Playoff Matchups

The playoffs will begin this Saturday in Albany. The Empire will have a 72.4% chance to win the first leg on their home turf against the Brigade. My model is giving Albany a 68.9% chance to win the aggregate score and advance to the Arena Bowl. I have Albany as a 9.6 pt favorite this week and a 5 pt favorite next week.

In the 2/3 matchup Washington will host Philly in what should be a competitive matchup. As of now, my ratings favor both home teams, but I give Philly a bigger edge during the second meeting. My simulation is giving the Soul a 50.4% chance to advance. Washington will be a 1 pt favorite this week and I presently have the Soul as a 3.6 pt favorite next week.

Arvell Nelson’s Back…

It must be sore! Nelson accounted for 73 of his team’s 74 touchdowns in the regular season after throwing for six and running for two more against Columbus last Saturday. Nelsons Rushing/Passing TD share is the highest of any player since the 2000 season. The only Valor offensive TD that he did not account for was a 10-yard touchdown run by Reggie Gray in Week 3.
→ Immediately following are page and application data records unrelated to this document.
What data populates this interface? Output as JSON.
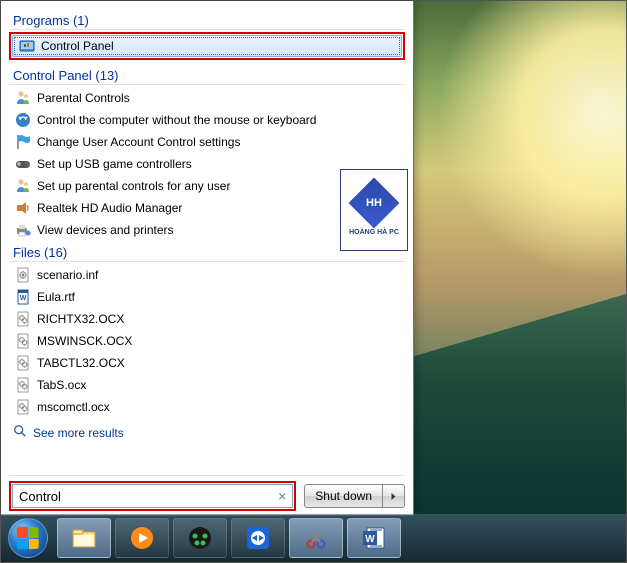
{
  "watermark": {
    "initials": "HH",
    "brand": "HOÀNG HÀ PC"
  },
  "programs": {
    "heading": "Programs (1)",
    "items": [
      {
        "label": "Control Panel",
        "icon": "control-panel-icon",
        "selected": true,
        "highlighted": true
      }
    ]
  },
  "control_panel": {
    "heading": "Control Panel (13)",
    "items": [
      {
        "label": "Parental Controls",
        "icon": "parental-icon"
      },
      {
        "label": "Control the computer without the mouse or keyboard",
        "icon": "ease-icon"
      },
      {
        "label": "Change User Account Control settings",
        "icon": "uac-flag-icon"
      },
      {
        "label": "Set up USB game controllers",
        "icon": "game-controller-icon"
      },
      {
        "label": "Set up parental controls for any user",
        "icon": "parental-icon"
      },
      {
        "label": "Realtek HD Audio Manager",
        "icon": "realtek-icon"
      },
      {
        "label": "View devices and printers",
        "icon": "devices-printers-icon"
      }
    ]
  },
  "files": {
    "heading": "Files (16)",
    "items": [
      {
        "label": "scenario.inf",
        "icon": "inf-icon"
      },
      {
        "label": "Eula.rtf",
        "icon": "word-icon"
      },
      {
        "label": "RICHTX32.OCX",
        "icon": "ocx-icon"
      },
      {
        "label": "MSWINSCK.OCX",
        "icon": "ocx-icon"
      },
      {
        "label": "TABCTL32.OCX",
        "icon": "ocx-icon"
      },
      {
        "label": "TabS.ocx",
        "icon": "ocx-icon"
      },
      {
        "label": "mscomctl.ocx",
        "icon": "ocx-icon"
      }
    ]
  },
  "see_more": "See more results",
  "search": {
    "value": "Control",
    "clear_title": "Clear"
  },
  "shutdown": {
    "label": "Shut down"
  },
  "taskbar_items": [
    {
      "name": "explorer",
      "active": true
    },
    {
      "name": "media-player",
      "active": false
    },
    {
      "name": "coccoc",
      "active": false
    },
    {
      "name": "teamviewer",
      "active": false
    },
    {
      "name": "snipping-tool",
      "active": true
    },
    {
      "name": "word",
      "active": true
    }
  ]
}
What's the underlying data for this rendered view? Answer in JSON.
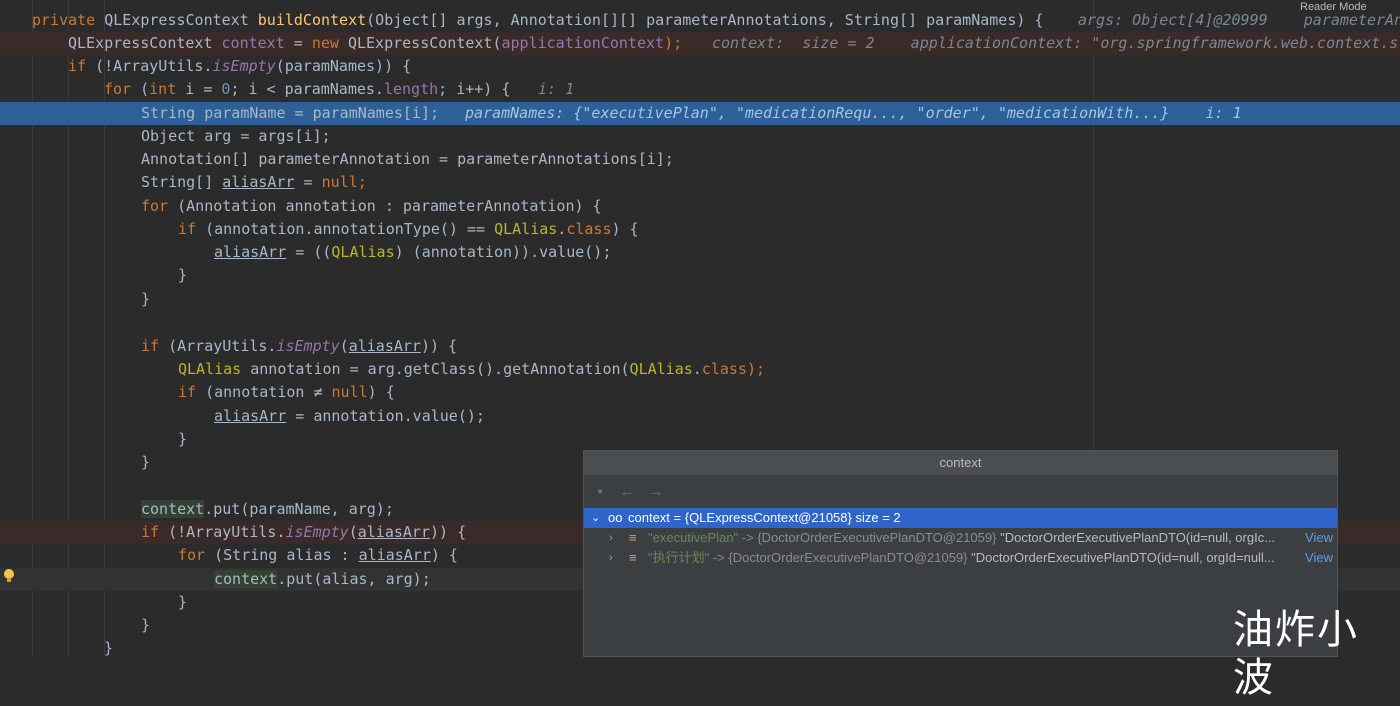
{
  "reader_mode": "Reader Mode",
  "code": {
    "l1": {
      "private": "private",
      "type": "QLExpressContext",
      "name": "buildContext",
      "params": "(Object[] args, Annotation[][] parameterAnnotations, String[] paramNames) {",
      "inline": "args: Object[4]@20999    parameterAn"
    },
    "l2": {
      "a": "QLExpressContext ",
      "ctx": "context",
      "b": " = ",
      "new": "new",
      "c": " QLExpressContext(",
      "ac": "applicationContext",
      "d": ");",
      "inline": "context:  size = 2    applicationContext: \"org.springframework.web.context.s"
    },
    "l3": {
      "if": "if",
      "a": " (!ArrayUtils.",
      "m": "isEmpty",
      "b": "(paramNames)) {"
    },
    "l4": {
      "for": "for",
      "a": " (",
      "int": "int",
      "b": " i = ",
      "zero": "0",
      "c": "; i < paramNames.",
      "len": "length",
      "d": "; i++) {",
      "inline": "i: 1"
    },
    "l5": {
      "a": "String paramName = paramNames[i];",
      "inline": "paramNames: {\"executivePlan\", \"medicationRequ..., \"order\", \"medicationWith...}    i: 1"
    },
    "l6": "Object arg = args[i];",
    "l7": "Annotation[] parameterAnnotation = parameterAnnotations[i];",
    "l8": {
      "a": "String[] ",
      "v": "aliasArr",
      "b": " = ",
      "null": "null",
      "c": ";"
    },
    "l9": {
      "for": "for",
      "a": " (Annotation annotation : parameterAnnotation) {"
    },
    "l10": {
      "if": "if",
      "a": " (annotation.annotationType() == ",
      "qa": "QLAlias",
      "b": ".",
      "cls": "class",
      "c": ") {"
    },
    "l11": {
      "v": "aliasArr",
      "a": " = ((",
      "qa": "QLAlias",
      "b": ") (annotation)).value();"
    },
    "l12": "}",
    "l13": "}",
    "l14": {
      "if": "if",
      "a": " (ArrayUtils.",
      "m": "isEmpty",
      "b": "(",
      "v": "aliasArr",
      "c": ")) {"
    },
    "l15": {
      "qa": "QLAlias",
      "a": " annotation = arg.getClass().getAnnotation(",
      "qa2": "QLAlias",
      "b": ".",
      "cls": "class",
      "c": ");"
    },
    "l16": {
      "if": "if",
      "a": " (annotation ≠ ",
      "null": "null",
      "b": ") {"
    },
    "l17": {
      "v": "aliasArr",
      "a": " = annotation.value();"
    },
    "l18": "}",
    "l19": "}",
    "l20": {
      "ctx": "context",
      "a": ".put(paramName, arg);"
    },
    "l21": {
      "if": "if",
      "a": " (!ArrayUtils.",
      "m": "isEmpty",
      "b": "(",
      "v": "aliasArr",
      "c": ")) {"
    },
    "l22": {
      "for": "for",
      "a": " (String alias : ",
      "v": "aliasArr",
      "b": ") {"
    },
    "l23": {
      "ctx": "context",
      "a": ".put(alias, arg);"
    },
    "l24": "}",
    "l25": "}",
    "l26": "}"
  },
  "popup": {
    "title": "context",
    "root": {
      "label": "context = {QLExpressContext@21058}  size = 2"
    },
    "entries": [
      {
        "key": "\"executivePlan\"",
        "arrow": " -> ",
        "type": "{DoctorOrderExecutivePlanDTO@21059}",
        "value": " \"DoctorOrderExecutivePlanDTO(id=null, orgIc...",
        "view": "View"
      },
      {
        "key": "\"执行计划\"",
        "arrow": " -> ",
        "type": "{DoctorOrderExecutivePlanDTO@21059}",
        "value": " \"DoctorOrderExecutivePlanDTO(id=null, orgId=null...",
        "view": "View"
      }
    ]
  },
  "watermark": "油炸小波"
}
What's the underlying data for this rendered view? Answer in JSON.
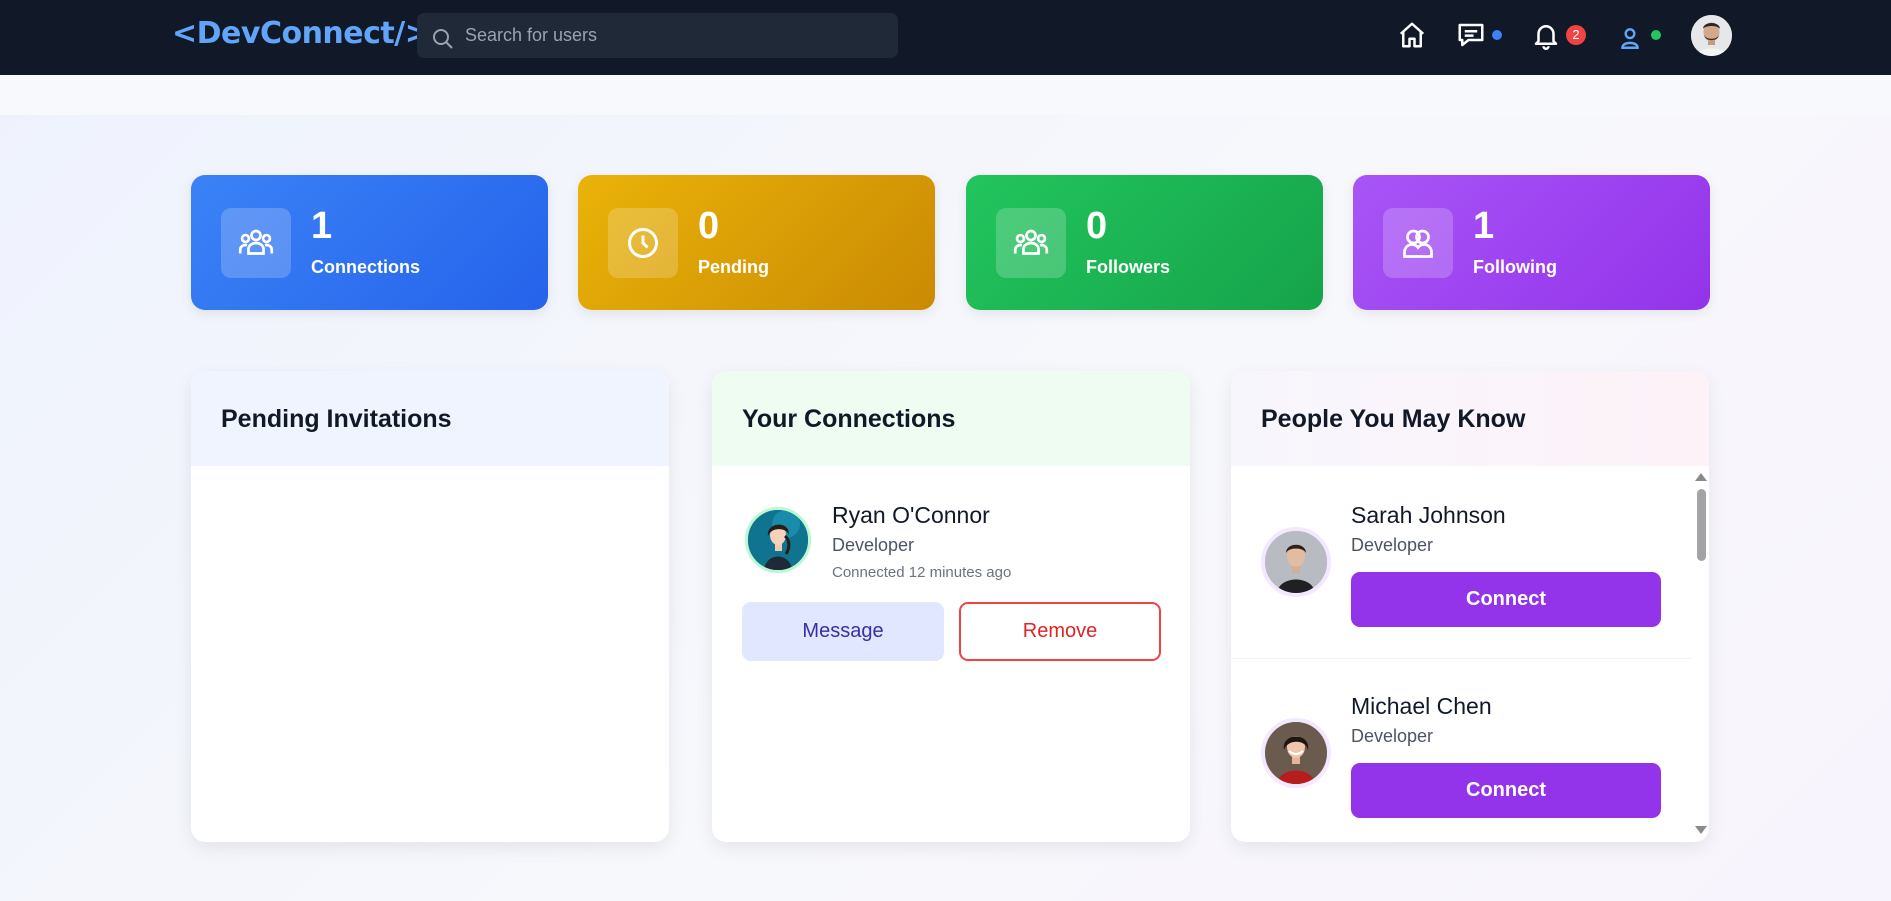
{
  "app": {
    "logo": "<DevConnect/>"
  },
  "search": {
    "placeholder": "Search for users"
  },
  "nav": {
    "icons": [
      "home-icon",
      "messages-icon",
      "bell-icon",
      "user-icon"
    ],
    "notification_count": "2",
    "colors": {
      "messages_dot": "#3b82f6",
      "user_dot": "#22c55e",
      "badge": "#ef4444"
    }
  },
  "stats": [
    {
      "value": "1",
      "label": "Connections",
      "icon": "users-icon",
      "color": "#3b82f6"
    },
    {
      "value": "0",
      "label": "Pending",
      "icon": "clock-icon",
      "color": "#eab308"
    },
    {
      "value": "0",
      "label": "Followers",
      "icon": "users-icon",
      "color": "#22c55e"
    },
    {
      "value": "1",
      "label": "Following",
      "icon": "user-group-icon",
      "color": "#a855f7"
    }
  ],
  "pending": {
    "title": "Pending Invitations"
  },
  "connections": {
    "title": "Your Connections",
    "items": [
      {
        "name": "Ryan O'Connor",
        "role": "Developer",
        "time": "Connected 12 minutes ago",
        "message_label": "Message",
        "remove_label": "Remove"
      }
    ]
  },
  "suggestions": {
    "title": "People You May Know",
    "items": [
      {
        "name": "Sarah Johnson",
        "role": "Developer",
        "connect_label": "Connect"
      },
      {
        "name": "Michael Chen",
        "role": "Developer",
        "connect_label": "Connect"
      }
    ]
  }
}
Tommy Grady has cracked the top 15 three times in his career (2012, 2014, and 2018), but got plenty of help from Mykel Benson’s nine rushing scores this time around. Nelson’s workload alone should make him a strong contender for MVP, but Albany’s offensive performance give Grady a good chance as well.

Albany’s Offense Dominates Again

For the third time in 2019, Albany’s offense was not stopped by the opposing defense. Albany scored on every drive against the Soul in Week 13, except their final possession of the first half where the half came to an end on Philly’s one yard line. Since possessions that are ended by a half do not result in a turnover or score, they are not counted in my Offensive Points Per Drive (Off PPD) metric. That gave Albany an unprecedented third game with an Off PPD of 7+ this season, which has now happened just 16 times since 2000.

Albany’s offense finishes the season with an Off PPD of 5.35, the 11th best since 2000. The Destroyers end the season as the 10th worst offense on record and Atlantic City’s defense checks in at 12th worst. Atlantic City’s 16.7 possessions a game was the slowest pace ever, but as I’ve mentioned before, the league has instituted several rule changes designed to reduce game length which will in turn prevent teams from having more possessions.

The Race to Host ArenaBowl XXXII

Three cites remain as eligible to host the ArenaBowl. Philly will be unable to host, but should they advance and meet Baltimore the game would be in Atlantic City.

Odds of hosting ArenaBowl XXXII:
Albany – 68.9%
AC – 15.7%
DC – 15.4%